The second area that your advertising brief should cover is the link back to the overall business and marketing goals and objectives. Your business goal sets the direction for what you are trying to achieve – drive sales, launch a new product, increase market share and so on. While your marketing objective and growth target define “how” you expect to do that. And how performance will be measured.
This growth target should follow the SMART model. This is where it is specific, measurable, actionable, realistic and time-bound.
The marketing objective is usually related to one of or more of the following.
Brand choice funnel
Often the advertising or communication objective focusses on moving consumers from one part of the brand choice funnel to another. So for example, you objective might be to raise the level of brand awareness. Or the number of consumers who will consider or try the product.
Brand equity measures
Sometimes, the advertising objective might be to shift the target audience’s perception of the brand. In cases like this, there will usually be a specific value, style or performance statement which the brand wants to improve. For example, to raise perception of the brand as a high quality or popular product. Or to change perception about the brand’s reliability or durability.
Where the advertising brief is centred on a new or innovative project, the measures might be slightly different again. Here, as we covered in our guide to marketing innovation, the project may be related to new products that meet unmet needs for existing customers. Or it could be to extend existing products to new customer groups. These might have similar measures to those in the brand choice funnel or brand equity. But the content will likely be quite different.
In the communications section of the brief, you should cover the communication challenge, the communication imperative, the communication objective and the consumer insight.
The communication challenge sets the scene and context for the brief. It should cover key relevant facts as they relate to consumers, competitors or the wider category.
For example, have you noticed any trends in consumer attitudes and behaviours? Have these trends created an opportunity, or an issue for your brand? Maybe consumers expectations of quality and value, level of service or sustainability have changed? What do you need to do to adapt to those new circumstances?
Has a competitor changed their marketing approach and you need to respond to it? Maybe it’s a new product launch, or a different message or a different price point? Bear in mind, those consumers you target will also be exposed to the communications from your competitors.
Finally, maybe there has there been a change in the way that products and services are delivered in your category? Does this mean you need to change how you communicate with your consumers?
Consider for example, how some brands responded to the COVID-19 pandemic. Brands which may have been used to dealing with consumers face to face had to change the way they interacted with those consumers to maintain social distancing.
While the communication challenge allows you to identify a number of different factors which give context, the communication imperative asks you to identify the most important. As we cover in our guide on how to evaluate advertising, you only have the consumer’s attention for a limited amount of time. When you focus on one core message, this tends to be more impactful than multiple messages. This part of the brief helps you focus on what that most important element is.
The communication objective then is the quantifiable measure that you will use on the advertising specifically. It may be the same as the overall marketing objective. Or it may be more specific to the communication itself.
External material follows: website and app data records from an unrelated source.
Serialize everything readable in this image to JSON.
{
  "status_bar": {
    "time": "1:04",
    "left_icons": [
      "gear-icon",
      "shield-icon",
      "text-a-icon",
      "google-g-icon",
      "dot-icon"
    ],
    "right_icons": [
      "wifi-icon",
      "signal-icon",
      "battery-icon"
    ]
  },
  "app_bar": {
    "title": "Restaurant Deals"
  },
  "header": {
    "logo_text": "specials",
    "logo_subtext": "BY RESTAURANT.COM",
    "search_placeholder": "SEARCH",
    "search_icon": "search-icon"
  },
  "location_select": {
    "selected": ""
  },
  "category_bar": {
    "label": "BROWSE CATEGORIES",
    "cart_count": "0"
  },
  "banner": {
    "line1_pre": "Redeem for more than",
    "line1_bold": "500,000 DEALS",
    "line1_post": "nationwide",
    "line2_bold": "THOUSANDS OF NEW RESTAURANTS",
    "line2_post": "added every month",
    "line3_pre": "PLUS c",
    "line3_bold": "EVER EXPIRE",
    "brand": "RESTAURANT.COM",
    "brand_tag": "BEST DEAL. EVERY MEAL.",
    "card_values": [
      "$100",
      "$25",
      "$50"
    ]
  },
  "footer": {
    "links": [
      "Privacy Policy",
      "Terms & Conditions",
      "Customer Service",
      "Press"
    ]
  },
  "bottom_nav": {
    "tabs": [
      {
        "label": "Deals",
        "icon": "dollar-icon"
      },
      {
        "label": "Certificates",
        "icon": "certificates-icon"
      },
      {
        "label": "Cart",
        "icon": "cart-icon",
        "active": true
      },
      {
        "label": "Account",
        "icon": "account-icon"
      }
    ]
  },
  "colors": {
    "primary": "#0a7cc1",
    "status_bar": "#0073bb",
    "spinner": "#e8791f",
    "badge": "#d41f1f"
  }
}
So for example, the number of views, clicks, likes or impressions might be the overall communication objective.
You should have identified an insight when you created your brand identity. It’s the deep underlying insight about your target audience that will help the marketing agencies to generate creative ideas. When you can tap into a strong insight about your target audience, it will make your advertising more relevant and impactful because consumers will ‘recognise’ the insight as something they think, feel or do.